Records for processing:
◇ ◇ ◇ ◇

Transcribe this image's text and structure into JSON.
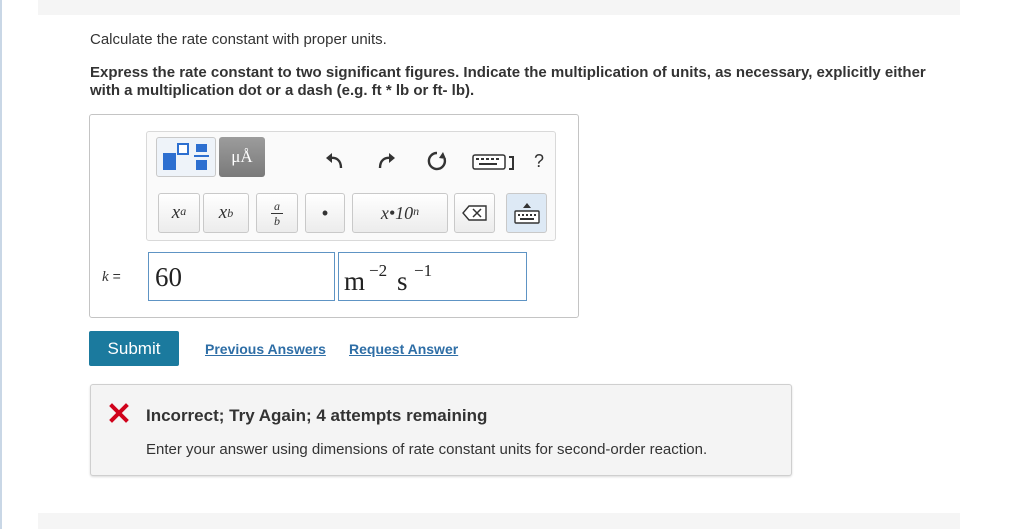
{
  "question": {
    "prompt": "Calculate the rate constant with proper units.",
    "instructions": "Express the rate constant to two significant figures. Indicate the multiplication of units, as necessary, explicitly either with a multiplication dot or a dash (e.g. ft * lb or ft- lb)."
  },
  "toolbar": {
    "units_label": "μÅ",
    "help_label": "?",
    "superscript_base": "x",
    "superscript_exp": "a",
    "subscript_base": "x",
    "subscript_sub": "b",
    "fraction_num": "a",
    "fraction_den": "b",
    "dot_label": "•",
    "scientific_label": "x•10",
    "scientific_exp": "n"
  },
  "answer": {
    "variable_label": "k",
    "equals": "=",
    "value": "60",
    "unit_1": "m",
    "unit_1_exp": "−2",
    "unit_2": "s",
    "unit_2_exp": "−1"
  },
  "actions": {
    "submit_label": "Submit",
    "previous_answers_label": "Previous Answers",
    "request_answer_label": "Request Answer"
  },
  "feedback": {
    "title": "Incorrect; Try Again; 4 attempts remaining",
    "message": "Enter your answer using dimensions of rate constant units for second-order reaction.",
    "error_color": "#d0021b"
  },
  "colors": {
    "accent": "#1b7a9e",
    "link": "#2e6ea6",
    "input_border": "#5e94c4"
  }
}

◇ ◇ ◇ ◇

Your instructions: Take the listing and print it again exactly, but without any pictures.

Exercise answer:
Transcribe this image's text and structure into JSON.
{
  "question": {
    "prompt": "Calculate the rate constant with proper units.",
    "instructions": "Express the rate constant to two significant figures. Indicate the multiplication of units, as necessary, explicitly either with a multiplication dot or a dash (e.g. ft * lb or ft- lb)."
  },
  "toolbar": {
    "units_label": "μÅ",
    "help_label": "?",
    "superscript_base": "x",
    "superscript_exp": "a",
    "subscript_base": "x",
    "subscript_sub": "b",
    "fraction_num": "a",
    "fraction_den": "b",
    "dot_label": "•",
    "scientific_label": "x•10",
    "scientific_exp": "n"
  },
  "answer": {
    "variable_label": "k",
    "equals": "=",
    "value": "60",
    "unit_1": "m",
    "unit_1_exp": "−2",
    "unit_2": "s",
    "unit_2_exp": "−1"
  },
  "actions": {
    "submit_label": "Submit",
    "previous_answers_label": "Previous Answers",
    "request_answer_label": "Request Answer"
  },
  "feedback": {
    "title": "Incorrect; Try Again; 4 attempts remaining",
    "message": "Enter your answer using dimensions of rate constant units for second-order reaction.",
    "error_color": "#d0021b"
  },
  "colors": {
    "accent": "#1b7a9e",
    "link": "#2e6ea6",
    "input_border": "#5e94c4"
  }
}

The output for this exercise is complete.